> _TASK TO COMPLETE_:
Your copy should match the entries below exactly, apart from the images.
■ ■ ■ ■ ■
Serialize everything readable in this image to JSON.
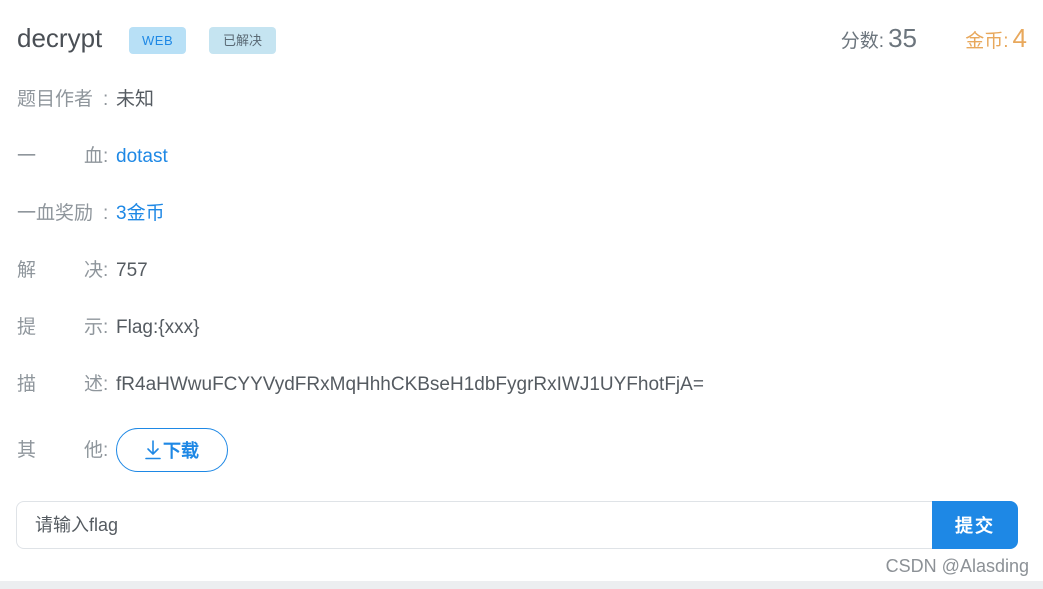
{
  "challenge": {
    "title": "decrypt",
    "category_tag": "WEB",
    "status_tag": "已解决",
    "score_label": "分数:",
    "score_value": "35",
    "coins_label": "金币:",
    "coins_value": "4"
  },
  "details": [
    {
      "label_chars": [
        "题目作者"
      ],
      "colon": ":",
      "value": "未知"
    },
    {
      "label_chars": [
        "一",
        "血"
      ],
      "colon": ":",
      "value": "dotast"
    },
    {
      "label_chars": [
        "一血奖励"
      ],
      "colon": ":",
      "value": "3金币"
    },
    {
      "label_chars": [
        "解",
        "决"
      ],
      "colon": ":",
      "value": "757"
    },
    {
      "label_chars": [
        "提",
        "示"
      ],
      "colon": ":",
      "value": "Flag:{xxx}"
    },
    {
      "label_chars": [
        "描",
        "述"
      ],
      "colon": ":",
      "value": "fR4aHWwuFCYYVydFRxMqHhhCKBseH1dbFygrRxIWJ1UYFhotFjA="
    },
    {
      "label_chars": [
        "其",
        "他"
      ],
      "colon": ":"
    }
  ],
  "download_button": {
    "label": "下载",
    "icon": "download-arrow-icon"
  },
  "flag_form": {
    "placeholder": "请输入flag",
    "submit_label": "提交"
  },
  "watermark": "CSDN @Alasding",
  "colors": {
    "accent": "#1e88e5",
    "coins": "#e8a85c",
    "tag_bg": "#b8e0f6"
  }
}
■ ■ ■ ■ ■
> _TASK ANSWER_:
Serialize everything readable in this image to JSON.
{
  "challenge": {
    "title": "decrypt",
    "category_tag": "WEB",
    "status_tag": "已解决",
    "score_label": "分数:",
    "score_value": "35",
    "coins_label": "金币:",
    "coins_value": "4"
  },
  "details": [
    {
      "label_chars": [
        "题目作者"
      ],
      "colon": ":",
      "value": "未知"
    },
    {
      "label_chars": [
        "一",
        "血"
      ],
      "colon": ":",
      "value": "dotast"
    },
    {
      "label_chars": [
        "一血奖励"
      ],
      "colon": ":",
      "value": "3金币"
    },
    {
      "label_chars": [
        "解",
        "决"
      ],
      "colon": ":",
      "value": "757"
    },
    {
      "label_chars": [
        "提",
        "示"
      ],
      "colon": ":",
      "value": "Flag:{xxx}"
    },
    {
      "label_chars": [
        "描",
        "述"
      ],
      "colon": ":",
      "value": "fR4aHWwuFCYYVydFRxMqHhhCKBseH1dbFygrRxIWJ1UYFhotFjA="
    },
    {
      "label_chars": [
        "其",
        "他"
      ],
      "colon": ":"
    }
  ],
  "download_button": {
    "label": "下载",
    "icon": "download-arrow-icon"
  },
  "flag_form": {
    "placeholder": "请输入flag",
    "submit_label": "提交"
  },
  "watermark": "CSDN @Alasding",
  "colors": {
    "accent": "#1e88e5",
    "coins": "#e8a85c",
    "tag_bg": "#b8e0f6"
  }
}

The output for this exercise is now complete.